Effect of Dynamic Knee Motion on Paralyzed Lower Limb Muscle Activityduring Orthotic Gait: A Test for the Effectiveness of the Motor-Assisted Knee Motion Device
|Hiromi Akahira1,2, Yuko Yamaguchi1, Kimitaka Nakazawa3, Yuji Ohta1and Noritaka Kawashima4*
|1Faculty human life and environmental science, Ochanomizu University, Japan
|2Products Research and Development, Research Institute, TOTO Ltd, Japan
|3Graduate School of Arts and Sciences, University of Tokyo, Japan
|4Department of Rehabilitation for the Movement functions, Research Institute, National Rehabilitation Center for Persons with Disabilities, Japan
|Corresponding Author :
Department of Rehabilitation for the Movement Functions
National Rehabilitation Center for Persons with Disabilities
4-1, Namiki, Tokorozawa, Saitama, Japan
|Received August 29, 2012; Accepted September 22, 2012; Published September 25, 2012
|Citation: Akahira H, Yamaguchi Y, Nakazawa K, Ohta Y, Kawashima N (2012) Effect of Dynamic Knee Motion on Paralyzed Lower Limb Muscle Activity during Orthotic Gait: A Test for the Effectiveness of the Motor-Assisted Knee Motion Device. J Nov Physiother S1:004. doi: 10.4172/2165-7025.S1-004
|Copyright: © 2012 Akahira H, et al. This is an open-access article distributed under the terms of the Creative Commons Attribution License, which permits unrestricted use, distribution, and reproduction in any medium, provided the original author and source are credited.

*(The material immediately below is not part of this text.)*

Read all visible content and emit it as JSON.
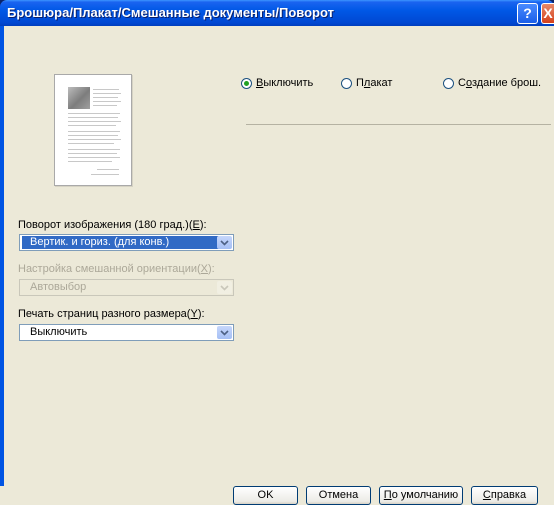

Orthotic gait in paraplegic persons is a “stiff-leg” gait, which is a gait with the knee locked in full extension position. We developed a motor-assisted knee motion device with the use of a pair of linear electric actuator attached to the knee joint of a conventional reciprocal gait orthosis (Advanced Reciprocating Gait Orthosis: ARGO). The purpose of this study was to examine the effect of dynamic knee motion on lower limb muscle electromyographic (EMG) activity during orthotic gait. Six motor complete spinal cord injured persons participated, and the subjects were asked to walk on a treadmill with two types of orthoses; Knee-ARGO and Normal-ARGO. The results demonstrated that magnitude of EMG activity in the gastrocnemius and the rectus femoris muscles was significantly increased by an accomplished dynamic knee motion. These changes might be attributed to the occurrence of an additional afferent neural input with the knee motion. The present results suggest that the assisted knee motion by generating powered device have a potential to activate the neuromuscular function in the paralyzed lower limb.